══ Task inputs
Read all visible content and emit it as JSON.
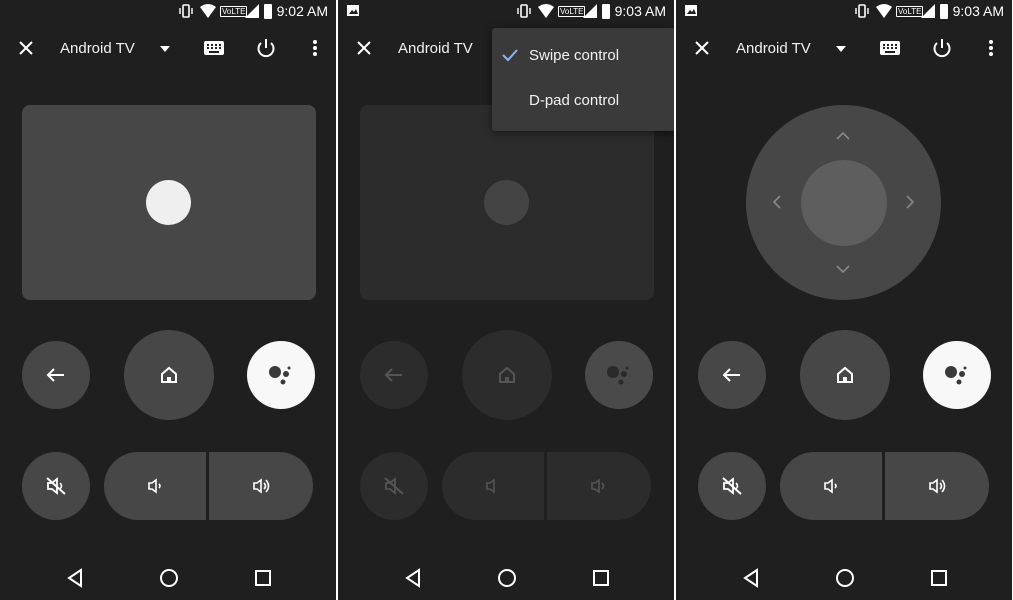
{
  "panels": [
    {
      "time": "9:02 AM",
      "title": "Android TV"
    },
    {
      "time": "9:03 AM",
      "title": "Android TV"
    },
    {
      "time": "9:03 AM",
      "title": "Android TV"
    }
  ],
  "status": {
    "volte": "VoLTE"
  },
  "menu": {
    "items": [
      "Swipe control",
      "D-pad control"
    ],
    "selected": "Swipe control"
  },
  "icons": {
    "close": "close-icon",
    "dropdown": "dropdown-arrow-icon",
    "keyboard": "keyboard-icon",
    "power": "power-icon",
    "more": "more-vert-icon",
    "back": "back-arrow-icon",
    "home": "home-icon",
    "assistant": "google-assistant-icon",
    "mute": "mute-icon",
    "volume_down": "volume-down-icon",
    "volume_up": "volume-up-icon"
  },
  "colors": {
    "background": "#1f1f1f",
    "control": "#474747",
    "accent_check": "#8ab4f8",
    "assistant_bg": "#f8f8f8"
  }
}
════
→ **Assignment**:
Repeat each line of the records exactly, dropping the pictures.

→ **Your solution**:
Read all visible content and emit it as JSON.
{
  "panels": [
    {
      "time": "9:02 AM",
      "title": "Android TV"
    },
    {
      "time": "9:03 AM",
      "title": "Android TV"
    },
    {
      "time": "9:03 AM",
      "title": "Android TV"
    }
  ],
  "status": {
    "volte": "VoLTE"
  },
  "menu": {
    "items": [
      "Swipe control",
      "D-pad control"
    ],
    "selected": "Swipe control"
  },
  "icons": {
    "close": "close-icon",
    "dropdown": "dropdown-arrow-icon",
    "keyboard": "keyboard-icon",
    "power": "power-icon",
    "more": "more-vert-icon",
    "back": "back-arrow-icon",
    "home": "home-icon",
    "assistant": "google-assistant-icon",
    "mute": "mute-icon",
    "volume_down": "volume-down-icon",
    "volume_up": "volume-up-icon"
  },
  "colors": {
    "background": "#1f1f1f",
    "control": "#474747",
    "accent_check": "#8ab4f8",
    "assistant_bg": "#f8f8f8"
  }
}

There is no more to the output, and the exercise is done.